But habits can be changed, which means that culture, is not a fixed concept. This raises the question of whether a culture can ever really come to an end or die. What may start of as potential separation between universal and particular will result in a new direction (a new form of the culture) as the present particular becomes more universal and a new particular or universal emerges. “What in the beginning was merely an accidental fact…is changed through continual repetition of the same gestures, through practice, achieving the integrity of a form.” (Malabou, p73-4)

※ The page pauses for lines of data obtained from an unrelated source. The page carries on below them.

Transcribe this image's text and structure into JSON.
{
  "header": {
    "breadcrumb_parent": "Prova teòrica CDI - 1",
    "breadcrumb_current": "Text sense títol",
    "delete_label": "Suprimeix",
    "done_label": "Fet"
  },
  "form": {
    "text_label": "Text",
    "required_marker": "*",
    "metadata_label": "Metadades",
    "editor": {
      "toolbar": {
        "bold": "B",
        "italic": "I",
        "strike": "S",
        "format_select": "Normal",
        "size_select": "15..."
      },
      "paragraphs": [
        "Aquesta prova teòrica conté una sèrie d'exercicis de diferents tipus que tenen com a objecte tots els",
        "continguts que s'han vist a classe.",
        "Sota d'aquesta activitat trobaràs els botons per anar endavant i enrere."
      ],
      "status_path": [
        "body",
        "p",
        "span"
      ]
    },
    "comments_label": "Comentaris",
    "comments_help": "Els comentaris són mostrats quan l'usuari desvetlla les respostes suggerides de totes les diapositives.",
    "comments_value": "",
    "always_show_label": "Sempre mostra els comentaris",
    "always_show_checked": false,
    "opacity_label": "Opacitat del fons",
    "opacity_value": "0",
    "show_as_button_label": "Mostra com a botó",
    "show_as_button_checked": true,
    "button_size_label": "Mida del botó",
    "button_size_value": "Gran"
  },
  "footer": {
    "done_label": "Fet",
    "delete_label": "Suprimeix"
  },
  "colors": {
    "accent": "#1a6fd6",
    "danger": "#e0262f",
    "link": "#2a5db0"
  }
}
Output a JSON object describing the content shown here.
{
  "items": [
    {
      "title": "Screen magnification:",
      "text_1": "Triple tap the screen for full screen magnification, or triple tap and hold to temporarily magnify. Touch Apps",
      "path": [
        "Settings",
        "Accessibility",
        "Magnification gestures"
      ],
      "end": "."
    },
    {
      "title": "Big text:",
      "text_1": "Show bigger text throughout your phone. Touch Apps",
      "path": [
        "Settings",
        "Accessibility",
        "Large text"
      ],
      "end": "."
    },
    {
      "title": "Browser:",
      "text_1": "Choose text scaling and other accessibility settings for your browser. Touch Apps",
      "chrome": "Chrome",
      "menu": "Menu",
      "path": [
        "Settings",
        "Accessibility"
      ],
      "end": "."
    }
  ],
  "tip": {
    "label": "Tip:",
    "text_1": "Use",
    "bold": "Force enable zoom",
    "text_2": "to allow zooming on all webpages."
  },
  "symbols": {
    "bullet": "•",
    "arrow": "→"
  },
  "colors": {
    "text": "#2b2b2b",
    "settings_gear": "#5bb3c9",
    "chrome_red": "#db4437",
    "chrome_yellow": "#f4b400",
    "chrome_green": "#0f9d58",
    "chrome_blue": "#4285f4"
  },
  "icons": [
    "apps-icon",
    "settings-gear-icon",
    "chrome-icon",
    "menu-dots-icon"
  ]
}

This doesn’t mean that the old form of the culture cannot be continued. But it does mean that the potential for particularity suggests that a culture can be or is of one person. If culture is about the things that we do over and over again, then if we do something different, not in keeping with the culture, there is the potential to change the culture or form an individual culture of one. Or a culture can be a unifying virtual being for all the different habits. In other words, there is only one culture; it just has an infinite number of strands.
Malabou, Catherine (2005). The Future of Hegel: Plasticity, Temporal and Dialectic. (Translated by Lisabeth During). Routledge, London & New York.

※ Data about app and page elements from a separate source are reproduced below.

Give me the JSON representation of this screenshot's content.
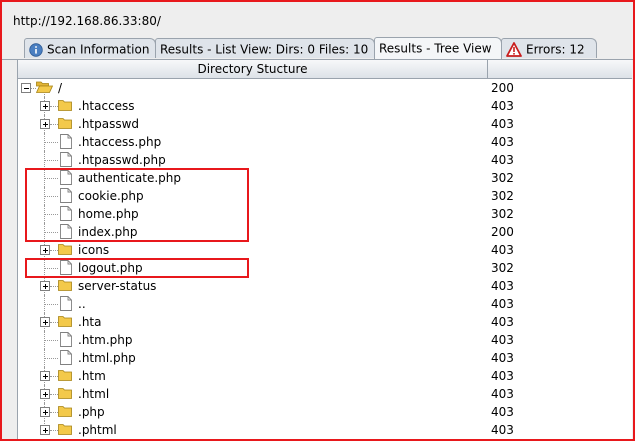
{
  "url": "http://192.168.86.33:80/",
  "tabs": [
    {
      "label": "Scan Information",
      "icon": "info-icon",
      "active": false
    },
    {
      "label": "Results - List View: Dirs: 0 Files: 10",
      "icon": "",
      "active": false
    },
    {
      "label": "Results - Tree View",
      "icon": "",
      "active": true
    },
    {
      "label": "Errors: 12",
      "icon": "warning-icon",
      "active": false
    }
  ],
  "columns": {
    "directory": "Directory Stucture",
    "code": ""
  },
  "tree": [
    {
      "name": "/",
      "code": "200",
      "kind": "root"
    },
    {
      "name": ".htaccess",
      "code": "403",
      "kind": "folder"
    },
    {
      "name": ".htpasswd",
      "code": "403",
      "kind": "folder"
    },
    {
      "name": ".htaccess.php",
      "code": "403",
      "kind": "file"
    },
    {
      "name": ".htpasswd.php",
      "code": "403",
      "kind": "file"
    },
    {
      "name": "authenticate.php",
      "code": "302",
      "kind": "file"
    },
    {
      "name": "cookie.php",
      "code": "302",
      "kind": "file"
    },
    {
      "name": "home.php",
      "code": "302",
      "kind": "file"
    },
    {
      "name": "index.php",
      "code": "200",
      "kind": "file"
    },
    {
      "name": "icons",
      "code": "403",
      "kind": "folder"
    },
    {
      "name": "logout.php",
      "code": "302",
      "kind": "file"
    },
    {
      "name": "server-status",
      "code": "403",
      "kind": "folder"
    },
    {
      "name": "..",
      "code": "403",
      "kind": "file"
    },
    {
      "name": ".hta",
      "code": "403",
      "kind": "folder"
    },
    {
      "name": ".htm.php",
      "code": "403",
      "kind": "file"
    },
    {
      "name": ".html.php",
      "code": "403",
      "kind": "file"
    },
    {
      "name": ".htm",
      "code": "403",
      "kind": "folder"
    },
    {
      "name": ".html",
      "code": "403",
      "kind": "folder"
    },
    {
      "name": ".php",
      "code": "403",
      "kind": "folder"
    },
    {
      "name": ".phtml",
      "code": "403",
      "kind": "folder"
    }
  ],
  "colors": {
    "highlight": "#e8181c",
    "folder": "#f3c94a",
    "info": "#4a7fc1"
  }
}
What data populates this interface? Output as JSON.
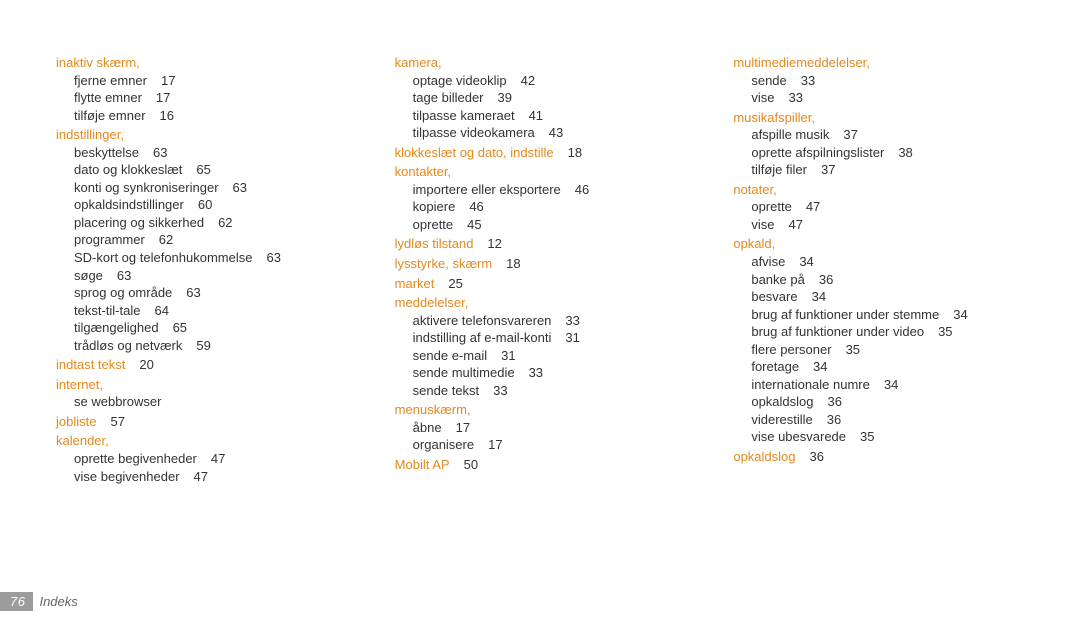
{
  "footer": {
    "page": "76",
    "title": "Indeks"
  },
  "col1": {
    "s1": {
      "h": "inaktiv skærm,",
      "e": [
        [
          "fjerne emner",
          "17"
        ],
        [
          "flytte emner",
          "17"
        ],
        [
          "tilføje emner",
          "16"
        ]
      ]
    },
    "s2": {
      "h": "indstillinger,",
      "e": [
        [
          "beskyttelse",
          "63"
        ],
        [
          "dato og klokkeslæt",
          "65"
        ],
        [
          "konti og synkroniseringer",
          "63"
        ],
        [
          "opkaldsindstillinger",
          "60"
        ],
        [
          "placering og sikkerhed",
          "62"
        ],
        [
          "programmer",
          "62"
        ],
        [
          "SD-kort og telefonhukommelse",
          "63"
        ],
        [
          "søge",
          "63"
        ],
        [
          "sprog og område",
          "63"
        ],
        [
          "tekst-til-tale",
          "64"
        ],
        [
          "tilgængelighed",
          "65"
        ],
        [
          "trådløs og netværk",
          "59"
        ]
      ]
    },
    "s3": {
      "h": "indtast tekst",
      "pg": "20"
    },
    "s4": {
      "h": "internet,",
      "e": [
        [
          "se webbrowser",
          ""
        ]
      ]
    },
    "s5": {
      "h": "jobliste",
      "pg": "57"
    },
    "s6": {
      "h": "kalender,",
      "e": [
        [
          "oprette begivenheder",
          "47"
        ],
        [
          "vise begivenheder",
          "47"
        ]
      ]
    }
  },
  "col2": {
    "s1": {
      "h": "kamera,",
      "e": [
        [
          "optage videoklip",
          "42"
        ],
        [
          "tage billeder",
          "39"
        ],
        [
          "tilpasse kameraet",
          "41"
        ],
        [
          "tilpasse videokamera",
          "43"
        ]
      ]
    },
    "s2": {
      "h": "klokkeslæt og dato, indstille",
      "pg": "18"
    },
    "s3": {
      "h": "kontakter,",
      "e": [
        [
          "importere eller eksportere",
          "46"
        ],
        [
          "kopiere",
          "46"
        ],
        [
          "oprette",
          "45"
        ]
      ]
    },
    "s4": {
      "h": "lydløs tilstand",
      "pg": "12"
    },
    "s5": {
      "h": "lysstyrke, skærm",
      "pg": "18"
    },
    "s6": {
      "h": "market",
      "pg": "25"
    },
    "s7": {
      "h": "meddelelser,",
      "e": [
        [
          "aktivere telefonsvareren",
          "33"
        ],
        [
          "indstilling af e-mail-konti",
          "31"
        ],
        [
          "sende e-mail",
          "31"
        ],
        [
          "sende multimedie",
          "33"
        ],
        [
          "sende tekst",
          "33"
        ]
      ]
    },
    "s8": {
      "h": "menuskærm,",
      "e": [
        [
          "åbne",
          "17"
        ],
        [
          "organisere",
          "17"
        ]
      ]
    },
    "s9": {
      "h": "Mobilt AP",
      "pg": "50"
    }
  },
  "col3": {
    "s1": {
      "h": "multimediemeddelelser,",
      "e": [
        [
          "sende",
          "33"
        ],
        [
          "vise",
          "33"
        ]
      ]
    },
    "s2": {
      "h": "musikafspiller,",
      "e": [
        [
          "afspille musik",
          "37"
        ],
        [
          "oprette afspilningslister",
          "38"
        ],
        [
          "tilføje filer",
          "37"
        ]
      ]
    },
    "s3": {
      "h": "notater,",
      "e": [
        [
          "oprette",
          "47"
        ],
        [
          "vise",
          "47"
        ]
      ]
    },
    "s4": {
      "h": "opkald,",
      "e": [
        [
          "afvise",
          "34"
        ],
        [
          "banke på",
          "36"
        ],
        [
          "besvare",
          "34"
        ],
        [
          "brug af funktioner under stemme",
          "34"
        ],
        [
          "brug af funktioner under video",
          "35"
        ],
        [
          "flere personer",
          "35"
        ],
        [
          "foretage",
          "34"
        ],
        [
          "internationale numre",
          "34"
        ],
        [
          "opkaldslog",
          "36"
        ],
        [
          "viderestille",
          "36"
        ],
        [
          "vise ubesvarede",
          "35"
        ]
      ]
    },
    "s5": {
      "h": "opkaldslog",
      "pg": "36"
    }
  }
}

Today’s story in the Times about this supposed ‘conspiracy of silence’ about the apparently significant number of British Pakistani men in gangs grooming and sexually exploiting young, white girls does raise a question about Tamil tradition.

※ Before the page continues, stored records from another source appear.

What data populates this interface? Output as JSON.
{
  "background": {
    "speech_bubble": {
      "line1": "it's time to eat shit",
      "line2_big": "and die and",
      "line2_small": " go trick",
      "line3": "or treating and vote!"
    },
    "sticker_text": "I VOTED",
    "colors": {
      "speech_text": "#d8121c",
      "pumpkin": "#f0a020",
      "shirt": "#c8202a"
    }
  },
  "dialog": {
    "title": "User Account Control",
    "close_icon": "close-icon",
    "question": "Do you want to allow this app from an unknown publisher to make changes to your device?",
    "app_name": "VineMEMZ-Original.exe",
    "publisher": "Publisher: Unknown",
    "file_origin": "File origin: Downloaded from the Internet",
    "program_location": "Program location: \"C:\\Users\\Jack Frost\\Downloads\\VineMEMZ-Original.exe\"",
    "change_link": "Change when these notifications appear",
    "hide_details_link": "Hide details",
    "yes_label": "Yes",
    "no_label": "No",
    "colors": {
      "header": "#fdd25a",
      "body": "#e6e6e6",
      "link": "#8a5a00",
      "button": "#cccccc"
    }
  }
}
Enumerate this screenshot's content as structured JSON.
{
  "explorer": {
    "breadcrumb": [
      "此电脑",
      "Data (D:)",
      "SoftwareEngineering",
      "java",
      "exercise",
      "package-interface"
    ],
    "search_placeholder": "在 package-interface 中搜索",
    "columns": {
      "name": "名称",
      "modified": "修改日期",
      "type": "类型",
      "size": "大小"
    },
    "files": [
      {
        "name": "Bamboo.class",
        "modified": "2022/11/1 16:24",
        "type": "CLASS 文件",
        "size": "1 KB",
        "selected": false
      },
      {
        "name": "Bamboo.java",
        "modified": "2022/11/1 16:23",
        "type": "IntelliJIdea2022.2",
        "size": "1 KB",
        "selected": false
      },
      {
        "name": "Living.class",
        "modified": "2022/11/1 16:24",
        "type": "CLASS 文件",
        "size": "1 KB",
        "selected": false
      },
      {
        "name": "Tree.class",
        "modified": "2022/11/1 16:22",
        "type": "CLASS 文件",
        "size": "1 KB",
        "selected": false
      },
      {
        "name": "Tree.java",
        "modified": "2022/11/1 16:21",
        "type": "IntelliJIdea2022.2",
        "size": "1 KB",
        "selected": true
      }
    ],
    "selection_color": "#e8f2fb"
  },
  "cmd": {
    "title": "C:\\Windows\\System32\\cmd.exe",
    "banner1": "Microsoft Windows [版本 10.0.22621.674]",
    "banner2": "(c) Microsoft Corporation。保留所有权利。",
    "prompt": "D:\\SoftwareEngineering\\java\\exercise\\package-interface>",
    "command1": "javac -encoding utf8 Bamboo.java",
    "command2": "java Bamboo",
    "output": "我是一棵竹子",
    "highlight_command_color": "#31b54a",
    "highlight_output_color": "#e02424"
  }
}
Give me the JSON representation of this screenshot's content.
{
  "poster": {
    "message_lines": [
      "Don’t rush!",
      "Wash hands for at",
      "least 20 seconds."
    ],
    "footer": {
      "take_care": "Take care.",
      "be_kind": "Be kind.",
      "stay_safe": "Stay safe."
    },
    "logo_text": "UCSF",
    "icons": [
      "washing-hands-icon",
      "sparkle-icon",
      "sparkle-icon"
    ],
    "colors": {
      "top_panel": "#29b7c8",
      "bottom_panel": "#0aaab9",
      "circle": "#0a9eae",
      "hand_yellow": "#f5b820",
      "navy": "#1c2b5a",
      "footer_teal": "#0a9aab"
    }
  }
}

When a Tamil girl reaches puberty (i.e. has her first period), a ceremony is performed to mark the ‘attainment of age’. This generally happens between the ages of 11-14, unless the girl is a late developer. I always assumed that this is like Bar mitzah in the Jewish culture, designed to show that the girl is no longer is a child and is now a young woman.
But I have just learned today that the historical, traditional reason for this ceremony was to show the community that the girl had reached marriageable age. Of course, this would have made sense historically because Tamil girls usually married (or were married off) young and puberty didn’t really happen to the age of 16 or 17. But that was back in the day. In the UK, where one cannot get married until the age of 16 and first periods usually happen around the age 12, I would question whether this attainment ceremony is still rational. Why not wait until the girl reaches the age of 16 when she can marry legally or until she is in her twenties or thirties, once she has gone to university and established a career? The other alternative, which has a basis in tradition, is to carry out the ceremony on the wedding day.
Finally, the perpetuation of this tradition actually is misogynist, because there is no equivalent ceremony for when boys reach puberty, which I presume would be when they are able to ejaculate for the first time. Do boys not become young men? On the other hand, ejaculation is pretty much within a buy’s or man’s will to masturbate. A girl or woman’s period is something that happens on its own accord and she had no control over it.